Cinzia compares Italian’s grammatical structure to “a complicated baroque architectural work”. As she explains, “English is a straightforwardly communicative language, Italian needs at least an extra couple of sentences to get to the same point – yet how much charm one gains in the process!” Esmeralda is of a very similar opinion: “In Italian it is like telling a fairy tale… never ending and very theatrical. When my children were little and misbehaved I decided to tell them off in English, because by the time I was done in Italian, they would have left and gone to read a book or watch TV!”
Simon, who translates from Italian into English, also highlights the theatricality of the language and how a good linguist can learn not only the words but the way of speaking too: “Shakespeare says that ‘All the world’s a stage… we have our exits and our entrances and each man in his time plays many parts’. The Italians are great actors (Why are they so Italian? They must be hamming it up!), but we can all play more than Shakespeare’s seven parts (based on age) if we learn foreign languages. The best functional linguists are those who are prepared to act a part, adopt a different persona, throw themselves into it. This is particularly true of speaking Italian: you need to adopt the gestures and body positions, as well as performing the oral gymnastics. Italian is an expansive language, whether sung or in everyday use. Every syllable is pronounced, whereas we English-speakers are renowned for suppressing (‘eating’) certain syllables.”
One of Esmeralda’s favourite phrases in Italian is “M’illumino d’immenso” (“I illumine me with immensity”, translated by Allen Mandelbaum) which is from a Giuseppe Ungaretti poem, Mattina.
Simon has always liked the phrase “in gamba” (literally, in leg), said of a person who is competent or “on the ball”, as in “È una persona molto in gamba”.
Cinzia chose an untranslatable word as her favourite: “I usually love all the words that are literally and practically untranslatable into any other language, but my favourite Italian word has got to be ‘meriggiare’, an old-fashion, romantic, almost Wilde-esque, pretty much dismissed verb, yet one of the most poetic of the Italian language – and impossible to be literally translated in English; it means to laze about outdoors, in a naturally shaded area, in the hot hours of a summer afternoon… Not bad for a language that is usually 15-20% lengthier than the English language!”

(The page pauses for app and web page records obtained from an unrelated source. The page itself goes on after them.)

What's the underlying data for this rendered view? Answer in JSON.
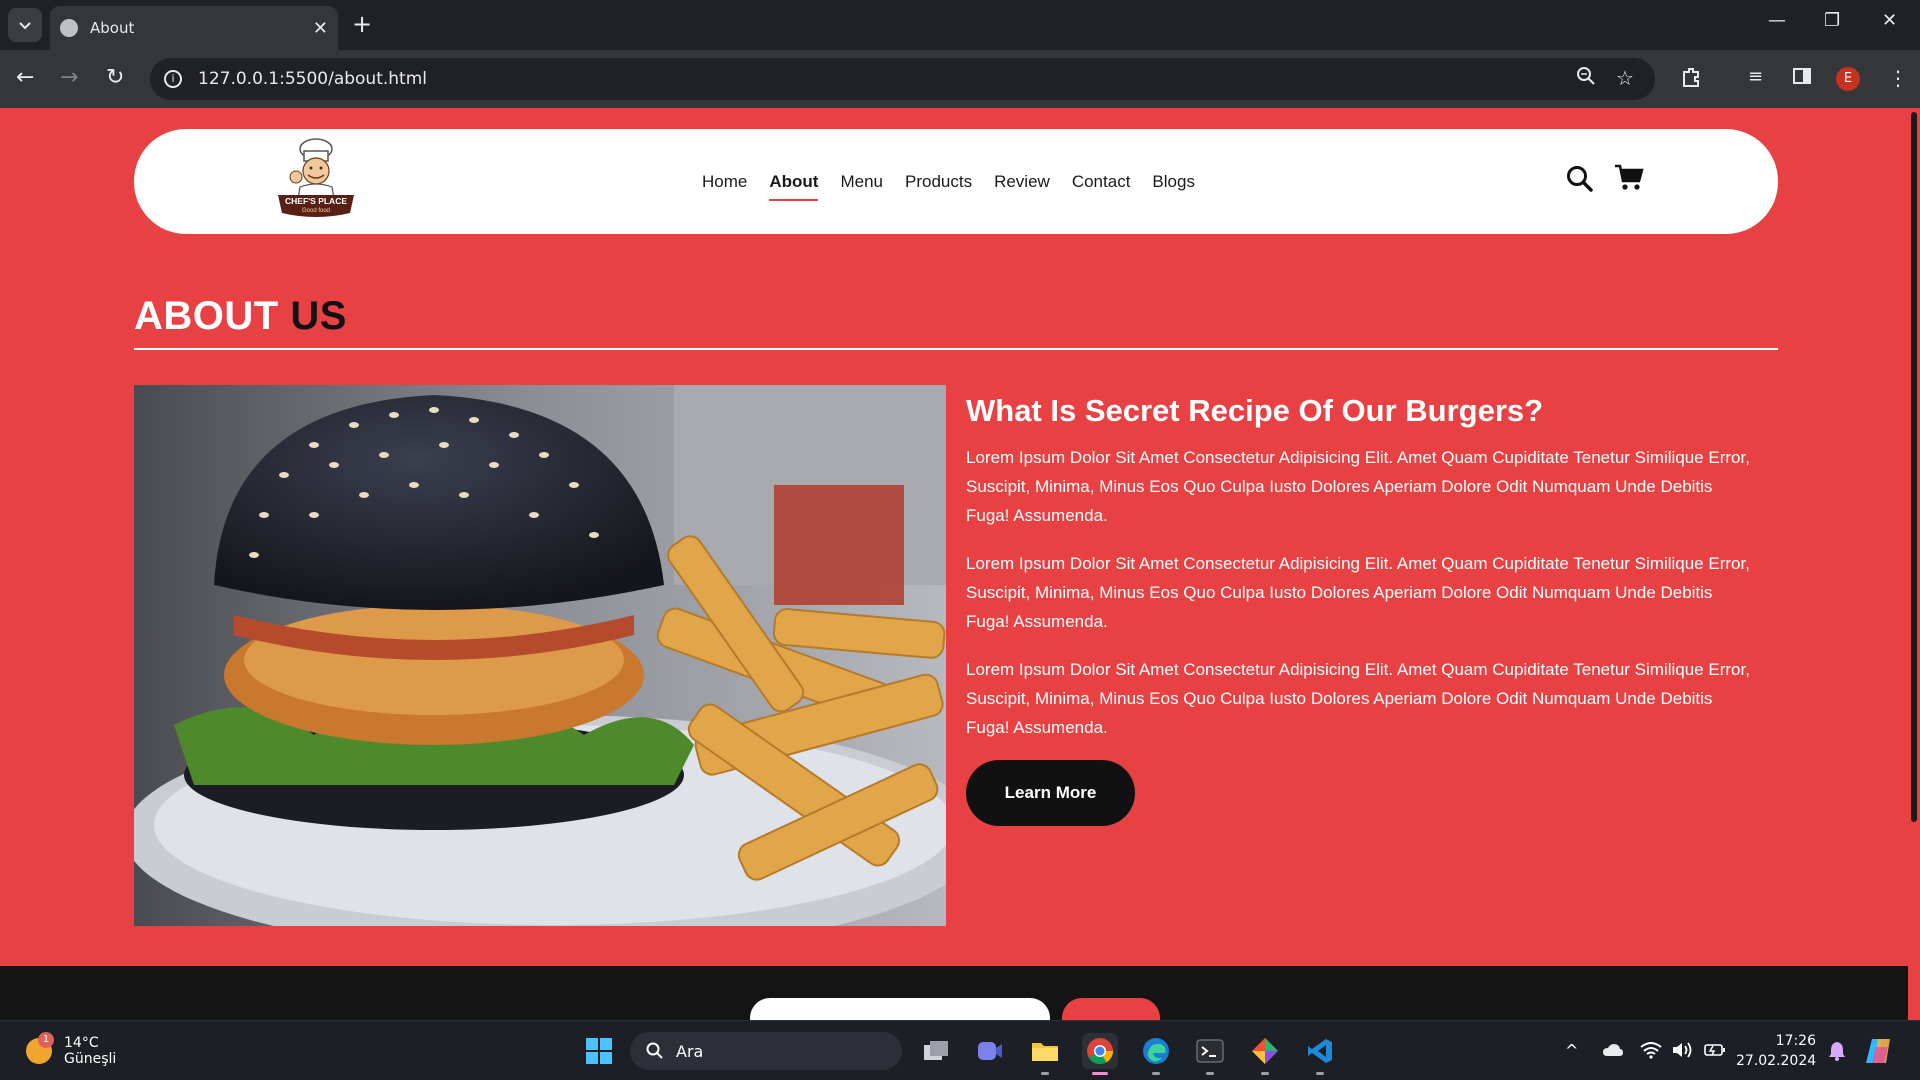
{
  "browser": {
    "tab_title": "About",
    "url": "127.0.0.1:5500/about.html",
    "profile_initial": "E"
  },
  "header": {
    "logo": {
      "name": "CHEF'S PLACE",
      "tagline": "Good food"
    },
    "nav": [
      "Home",
      "About",
      "Menu",
      "Products",
      "Review",
      "Contact",
      "Blogs"
    ],
    "active_nav": "About"
  },
  "about": {
    "title_part1": "ABOUT",
    "title_part2": "US",
    "heading": "What Is Secret Recipe Of Our Burgers?",
    "paragraphs": [
      "Lorem Ipsum Dolor Sit Amet Consectetur Adipisicing Elit. Amet Quam Cupiditate Tenetur Similique Error, Suscipit, Minima, Minus Eos Quo Culpa Iusto Dolores Aperiam Dolore Odit Numquam Unde Debitis Fuga! Assumenda.",
      "Lorem Ipsum Dolor Sit Amet Consectetur Adipisicing Elit. Amet Quam Cupiditate Tenetur Similique Error, Suscipit, Minima, Minus Eos Quo Culpa Iusto Dolores Aperiam Dolore Odit Numquam Unde Debitis Fuga! Assumenda.",
      "Lorem Ipsum Dolor Sit Amet Consectetur Adipisicing Elit. Amet Quam Cupiditate Tenetur Similique Error, Suscipit, Minima, Minus Eos Quo Culpa Iusto Dolores Aperiam Dolore Odit Numquam Unde Debitis Fuga! Assumenda."
    ],
    "button_label": "Learn More"
  },
  "taskbar": {
    "weather_temp": "14°C",
    "weather_desc": "Güneşli",
    "weather_badge": "1",
    "search_label": "Ara",
    "time": "17:26",
    "date": "27.02.2024"
  },
  "colors": {
    "page_bg": "#e84143",
    "dark": "#111111",
    "white": "#ffffff"
  }
}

James also has a favourite word which, besides sounding lovely, also has a delightful meaning: ‘piacere’. “It literally means ‘pleasure’ and is quite versatile” he says. “As well as the simple noun, it can be conjugated as a verb to say you like something (it gives me pleasure) and, my favourite form, it is used when meeting someone for the first time – ‘Piacere!’ – ‘It’s a pleasure to meet you!’.”
I hope you’ve enjoyed this post and it will be a ‘piacere’ to have you back again. If you have any questions about Italian or translations in general, or have a translation request, don’t hesitate to get in touch by email at firstname.lastname@example.org or by telephone on 01223 356 733.